==== Task input
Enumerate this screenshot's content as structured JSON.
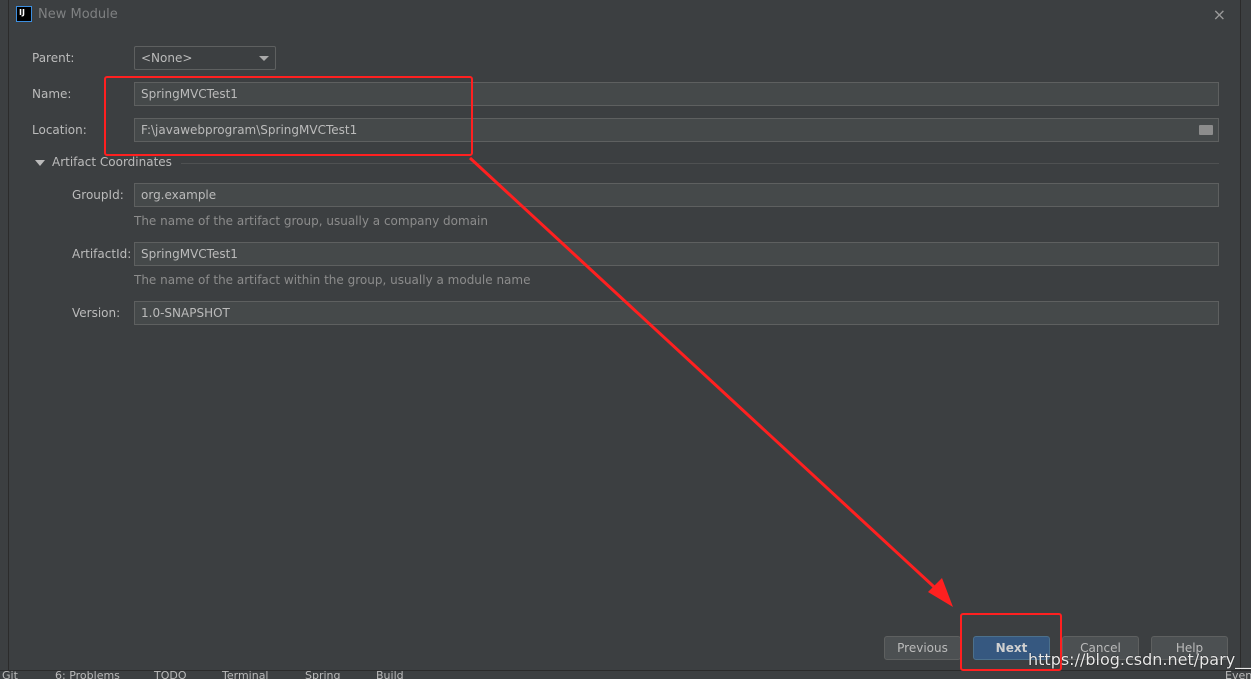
{
  "dialog": {
    "title": "New Module",
    "close": "×"
  },
  "form": {
    "parent_label": "Parent:",
    "parent_value": "<None>",
    "name_label": "Name:",
    "name_value": "SpringMVCTest1",
    "location_label": "Location:",
    "location_value": "F:\\javawebprogram\\SpringMVCTest1"
  },
  "artifact": {
    "section_title": "Artifact Coordinates",
    "group_label": "GroupId:",
    "group_value": "org.example",
    "group_hint": "The name of the artifact group, usually a company domain",
    "artifact_label": "ArtifactId:",
    "artifact_value": "SpringMVCTest1",
    "artifact_hint": "The name of the artifact within the group, usually a module name",
    "version_label": "Version:",
    "version_value": "1.0-SNAPSHOT"
  },
  "buttons": {
    "previous": "Previous",
    "next": "Next",
    "cancel": "Cancel",
    "help": "Help"
  },
  "statusbar": {
    "items": [
      "Git",
      "6: Problems",
      "TODO",
      "Terminal",
      "Spring",
      "Build",
      "Event"
    ]
  },
  "watermark": "https://blog.csdn.net/pary__for",
  "colors": {
    "annotation": "#ff2020",
    "primary_button": "#365880",
    "background": "#3c3f41"
  }
}
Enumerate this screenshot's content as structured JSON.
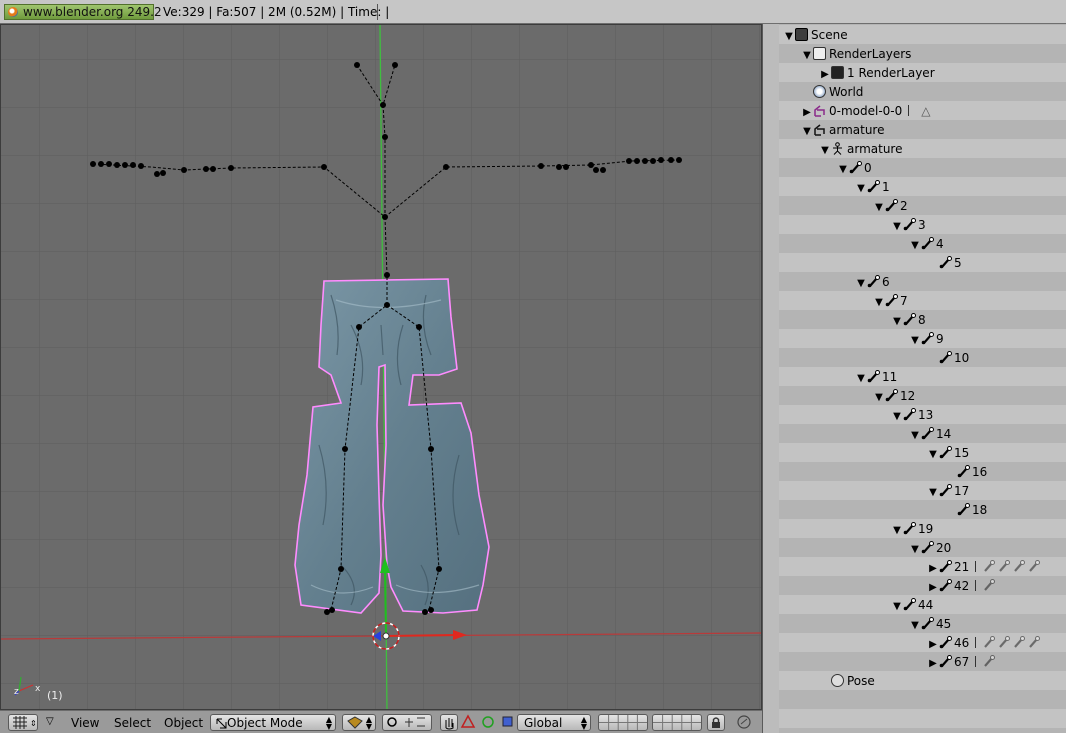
{
  "topbar": {
    "logo_text": "www.blender.org 249.2",
    "stats": "Ve:329 | Fa:507 | 2M (0.52M)   | Time: |"
  },
  "viewport": {
    "frame_label": "(1)",
    "colors": {
      "background": "#6b6b6b",
      "grid": "#5d5d5d",
      "mesh": "#6f8a98",
      "outline": "#ff88ff",
      "x_axis": "#b83a3a",
      "y_axis": "#3fbf3f"
    }
  },
  "bottombar": {
    "view_menu": "View",
    "select_menu": "Select",
    "object_menu": "Object",
    "mode": "Object Mode",
    "orientation": "Global"
  },
  "outliner": {
    "rows": [
      {
        "label": "Scene",
        "icon": "scene-icon",
        "indent": 0,
        "tri": "▼"
      },
      {
        "label": "RenderLayers",
        "icon": "renderlayers-icon",
        "indent": 1,
        "tri": "▼"
      },
      {
        "label": "1 RenderLayer",
        "icon": "renderlayer-icon",
        "indent": 2,
        "tri": "▶"
      },
      {
        "label": "World",
        "icon": "world-icon",
        "indent": 1,
        "tri": ""
      },
      {
        "label": "0-model-0-0",
        "icon": "mesh-object-icon",
        "indent": 1,
        "tri": "▶",
        "extra": "△"
      },
      {
        "label": "armature",
        "icon": "armature-object-icon",
        "indent": 1,
        "tri": "▼"
      },
      {
        "label": "armature",
        "icon": "armature-data-icon",
        "indent": 2,
        "tri": "▼"
      },
      {
        "label": "0",
        "icon": "bone-icon",
        "indent": 3,
        "tri": "▼"
      },
      {
        "label": "1",
        "icon": "bone-icon",
        "indent": 4,
        "tri": "▼"
      },
      {
        "label": "2",
        "icon": "bone-icon",
        "indent": 5,
        "tri": "▼"
      },
      {
        "label": "3",
        "icon": "bone-icon",
        "indent": 6,
        "tri": "▼"
      },
      {
        "label": "4",
        "icon": "bone-icon",
        "indent": 7,
        "tri": "▼"
      },
      {
        "label": "5",
        "icon": "bone-icon",
        "indent": 8,
        "tri": ""
      },
      {
        "label": "6",
        "icon": "bone-icon",
        "indent": 4,
        "tri": "▼"
      },
      {
        "label": "7",
        "icon": "bone-icon",
        "indent": 5,
        "tri": "▼"
      },
      {
        "label": "8",
        "icon": "bone-icon",
        "indent": 6,
        "tri": "▼"
      },
      {
        "label": "9",
        "icon": "bone-icon",
        "indent": 7,
        "tri": "▼"
      },
      {
        "label": "10",
        "icon": "bone-icon",
        "indent": 8,
        "tri": ""
      },
      {
        "label": "11",
        "icon": "bone-icon",
        "indent": 4,
        "tri": "▼"
      },
      {
        "label": "12",
        "icon": "bone-icon",
        "indent": 5,
        "tri": "▼"
      },
      {
        "label": "13",
        "icon": "bone-icon",
        "indent": 6,
        "tri": "▼"
      },
      {
        "label": "14",
        "icon": "bone-icon",
        "indent": 7,
        "tri": "▼"
      },
      {
        "label": "15",
        "icon": "bone-icon",
        "indent": 8,
        "tri": "▼"
      },
      {
        "label": "16",
        "icon": "bone-icon",
        "indent": 9,
        "tri": ""
      },
      {
        "label": "17",
        "icon": "bone-icon",
        "indent": 8,
        "tri": "▼"
      },
      {
        "label": "18",
        "icon": "bone-icon",
        "indent": 9,
        "tri": ""
      },
      {
        "label": "19",
        "icon": "bone-icon",
        "indent": 6,
        "tri": "▼"
      },
      {
        "label": "20",
        "icon": "bone-icon",
        "indent": 7,
        "tri": "▼"
      },
      {
        "label": "21",
        "icon": "bone-icon",
        "indent": 8,
        "tri": "▶",
        "extra_bones": 4
      },
      {
        "label": "42",
        "icon": "bone-icon",
        "indent": 8,
        "tri": "▶",
        "extra_bones": 1
      },
      {
        "label": "44",
        "icon": "bone-icon",
        "indent": 6,
        "tri": "▼"
      },
      {
        "label": "45",
        "icon": "bone-icon",
        "indent": 7,
        "tri": "▼"
      },
      {
        "label": "46",
        "icon": "bone-icon",
        "indent": 8,
        "tri": "▶",
        "extra_bones": 4
      },
      {
        "label": "67",
        "icon": "bone-icon",
        "indent": 8,
        "tri": "▶",
        "extra_bones": 1
      },
      {
        "label": "Pose",
        "icon": "pose-icon",
        "indent": 2,
        "tri": ""
      }
    ]
  }
}
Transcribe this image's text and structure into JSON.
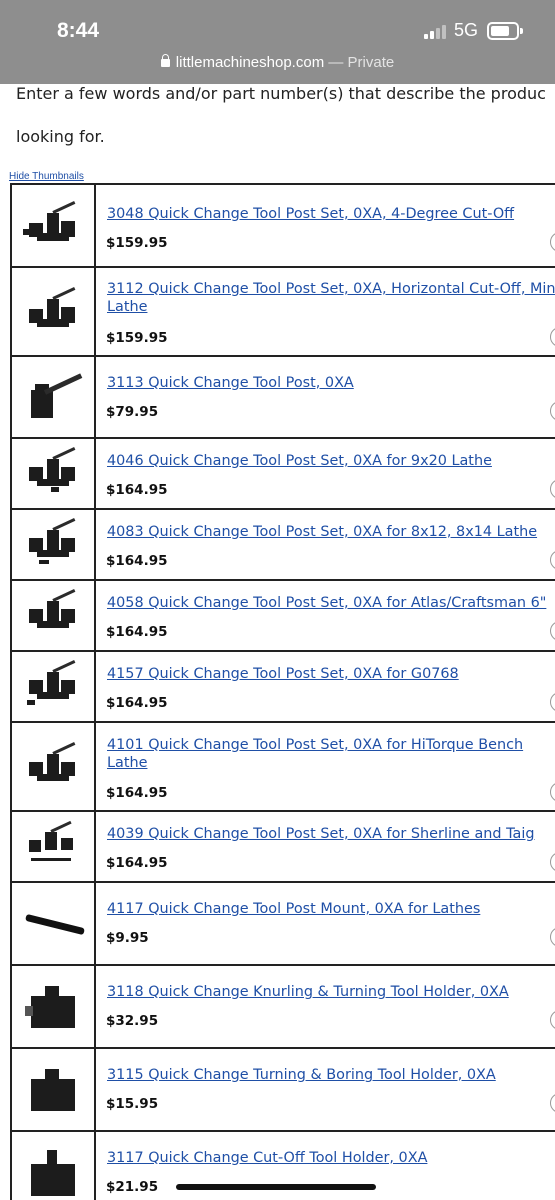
{
  "status": {
    "time": "8:44",
    "network": "5G",
    "url": "littlemachineshop.com",
    "url_private": "— Private"
  },
  "intro": {
    "line1": "Enter a few words and/or part number(s) that describe the produc",
    "line2": "looking for."
  },
  "hide_thumbnails": "Hide Thumbnails",
  "products": [
    {
      "title": "3048 Quick Change Tool Post Set, 0XA, 4-Degree Cut-Off",
      "price": "$159.95",
      "thumb": "tool-post-set-thumbnail"
    },
    {
      "title_line1": "3112 Quick Change Tool Post Set, 0XA, Horizontal Cut-Off, Min",
      "title_line2": "Lathe",
      "price": "$159.95",
      "thumb": "tool-post-set-thumbnail"
    },
    {
      "title": "3113 Quick Change Tool Post, 0XA",
      "price": "$79.95",
      "thumb": "tool-post-thumbnail"
    },
    {
      "title": "4046 Quick Change Tool Post Set, 0XA for 9x20 Lathe",
      "price": "$164.95",
      "thumb": "tool-post-set-thumbnail"
    },
    {
      "title": "4083 Quick Change Tool Post Set, 0XA for 8x12, 8x14 Lathe",
      "price": "$164.95",
      "thumb": "tool-post-set-thumbnail"
    },
    {
      "title": "4058 Quick Change Tool Post Set, 0XA for Atlas/Craftsman 6\"",
      "price": "$164.95",
      "thumb": "tool-post-set-thumbnail"
    },
    {
      "title": "4157 Quick Change Tool Post Set, 0XA for G0768",
      "price": "$164.95",
      "thumb": "tool-post-set-thumbnail"
    },
    {
      "title_line1": "4101 Quick Change Tool Post Set, 0XA for HiTorque Bench",
      "title_line2": "Lathe",
      "price": "$164.95",
      "thumb": "tool-post-set-thumbnail"
    },
    {
      "title": "4039 Quick Change Tool Post Set, 0XA for Sherline and Taig",
      "price": "$164.95",
      "thumb": "tool-post-set-thumbnail"
    },
    {
      "title": "4117 Quick Change Tool Post Mount, 0XA for Lathes",
      "price": "$9.95",
      "thumb": "post-mount-thumbnail"
    },
    {
      "title": "3118 Quick Change Knurling & Turning Tool Holder, 0XA",
      "price": "$32.95",
      "thumb": "tool-holder-thumbnail"
    },
    {
      "title": "3115 Quick Change Turning & Boring Tool Holder, 0XA",
      "price": "$15.95",
      "thumb": "tool-holder-thumbnail"
    },
    {
      "title": "3117 Quick Change Cut-Off Tool Holder, 0XA",
      "price": "$21.95",
      "thumb": "tool-holder-thumbnail"
    }
  ],
  "colors": {
    "link": "#1f4fa6",
    "statusbar": "#8e8e8e",
    "border": "#222222"
  }
}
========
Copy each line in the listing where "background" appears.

    "background": "#3c3f41"
      "background": "#6b6b6b",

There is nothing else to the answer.